━━ Records shown ━━

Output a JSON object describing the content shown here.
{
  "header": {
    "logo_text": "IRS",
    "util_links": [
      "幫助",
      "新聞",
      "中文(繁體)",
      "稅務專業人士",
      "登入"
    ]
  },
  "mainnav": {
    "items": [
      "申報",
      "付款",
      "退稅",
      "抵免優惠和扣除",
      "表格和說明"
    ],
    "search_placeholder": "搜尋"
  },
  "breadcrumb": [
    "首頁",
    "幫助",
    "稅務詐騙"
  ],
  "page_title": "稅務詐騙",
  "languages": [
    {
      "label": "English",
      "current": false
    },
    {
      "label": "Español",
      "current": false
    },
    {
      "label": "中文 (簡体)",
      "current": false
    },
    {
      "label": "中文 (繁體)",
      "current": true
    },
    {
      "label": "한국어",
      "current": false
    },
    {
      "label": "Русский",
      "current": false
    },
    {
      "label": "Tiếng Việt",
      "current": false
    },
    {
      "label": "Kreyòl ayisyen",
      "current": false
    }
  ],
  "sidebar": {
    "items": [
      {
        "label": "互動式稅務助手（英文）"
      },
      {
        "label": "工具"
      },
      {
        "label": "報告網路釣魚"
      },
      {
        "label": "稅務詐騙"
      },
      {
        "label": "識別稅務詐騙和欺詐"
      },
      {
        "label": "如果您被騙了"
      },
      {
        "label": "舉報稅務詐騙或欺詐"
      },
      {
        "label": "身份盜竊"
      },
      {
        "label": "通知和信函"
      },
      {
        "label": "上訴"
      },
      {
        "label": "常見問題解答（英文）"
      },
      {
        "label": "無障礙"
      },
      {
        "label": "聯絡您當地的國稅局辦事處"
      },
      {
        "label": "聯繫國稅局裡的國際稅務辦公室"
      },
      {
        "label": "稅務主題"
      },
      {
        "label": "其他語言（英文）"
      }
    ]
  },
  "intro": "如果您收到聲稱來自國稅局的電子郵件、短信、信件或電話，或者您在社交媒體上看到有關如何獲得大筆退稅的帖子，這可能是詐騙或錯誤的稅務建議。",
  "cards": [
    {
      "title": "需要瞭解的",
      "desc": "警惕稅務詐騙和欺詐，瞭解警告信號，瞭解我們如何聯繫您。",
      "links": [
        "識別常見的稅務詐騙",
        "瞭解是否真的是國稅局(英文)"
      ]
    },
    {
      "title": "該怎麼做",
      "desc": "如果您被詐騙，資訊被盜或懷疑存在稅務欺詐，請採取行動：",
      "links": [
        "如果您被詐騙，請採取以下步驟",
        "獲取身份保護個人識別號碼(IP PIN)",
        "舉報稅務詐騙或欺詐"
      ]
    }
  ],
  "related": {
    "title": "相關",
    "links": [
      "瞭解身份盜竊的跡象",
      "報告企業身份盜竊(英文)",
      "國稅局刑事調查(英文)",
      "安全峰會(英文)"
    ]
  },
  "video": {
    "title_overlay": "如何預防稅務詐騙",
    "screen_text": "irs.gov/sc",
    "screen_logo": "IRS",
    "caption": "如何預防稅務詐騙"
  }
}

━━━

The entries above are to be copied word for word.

Output a JSON object describing the content shown here.
{
  "header": {
    "logo_text": "IRS",
    "util_links": [
      "幫助",
      "新聞",
      "中文(繁體)",
      "稅務專業人士",
      "登入"
    ]
  },
  "mainnav": {
    "items": [
      "申報",
      "付款",
      "退稅",
      "抵免優惠和扣除",
      "表格和說明"
    ],
    "search_placeholder": "搜尋"
  },
  "breadcrumb": [
    "首頁",
    "幫助",
    "稅務詐騙"
  ],
  "page_title": "稅務詐騙",
  "languages": [
    {
      "label": "English",
      "current": false
    },
    {
      "label": "Español",
      "current": false
    },
    {
      "label": "中文 (簡体)",
      "current": false
    },
    {
      "label": "中文 (繁體)",
      "current": true
    },
    {
      "label": "한국어",
      "current": false
    },
    {
      "label": "Русский",
      "current": false
    },
    {
      "label": "Tiếng Việt",
      "current": false
    },
    {
      "label": "Kreyòl ayisyen",
      "current": false
    }
  ],
  "sidebar": {
    "items": [
      {
        "label": "互動式稅務助手（英文）"
      },
      {
        "label": "工具"
      },
      {
        "label": "報告網路釣魚"
      },
      {
        "label": "稅務詐騙"
      },
      {
        "label": "識別稅務詐騙和欺詐"
      },
      {
        "label": "如果您被騙了"
      },
      {
        "label": "舉報稅務詐騙或欺詐"
      },
      {
        "label": "身份盜竊"
      },
      {
        "label": "通知和信函"
      },
      {
        "label": "上訴"
      },
      {
        "label": "常見問題解答（英文）"
      },
      {
        "label": "無障礙"
      },
      {
        "label": "聯絡您當地的國稅局辦事處"
      },
      {
        "label": "聯繫國稅局裡的國際稅務辦公室"
      },
      {
        "label": "稅務主題"
      },
      {
        "label": "其他語言（英文）"
      }
    ]
  },
  "intro": "如果您收到聲稱來自國稅局的電子郵件、短信、信件或電話，或者您在社交媒體上看到有關如何獲得大筆退稅的帖子，這可能是詐騙或錯誤的稅務建議。",
  "cards": [
    {
      "title": "需要瞭解的",
      "desc": "警惕稅務詐騙和欺詐，瞭解警告信號，瞭解我們如何聯繫您。",
      "links": [
        "識別常見的稅務詐騙",
        "瞭解是否真的是國稅局(英文)"
      ]
    },
    {
      "title": "該怎麼做",
      "desc": "如果您被詐騙，資訊被盜或懷疑存在稅務欺詐，請採取行動：",
      "links": [
        "如果您被詐騙，請採取以下步驟",
        "獲取身份保護個人識別號碼(IP PIN)",
        "舉報稅務詐騙或欺詐"
      ]
    }
  ],
  "related": {
    "title": "相關",
    "links": [
      "瞭解身份盜竊的跡象",
      "報告企業身份盜竊(英文)",
      "國稅局刑事調查(英文)",
      "安全峰會(英文)"
    ]
  },
  "video": {
    "title_overlay": "如何預防稅務詐騙",
    "screen_text": "irs.gov/sc",
    "screen_logo": "IRS",
    "caption": "如何預防稅務詐騙"
  }
}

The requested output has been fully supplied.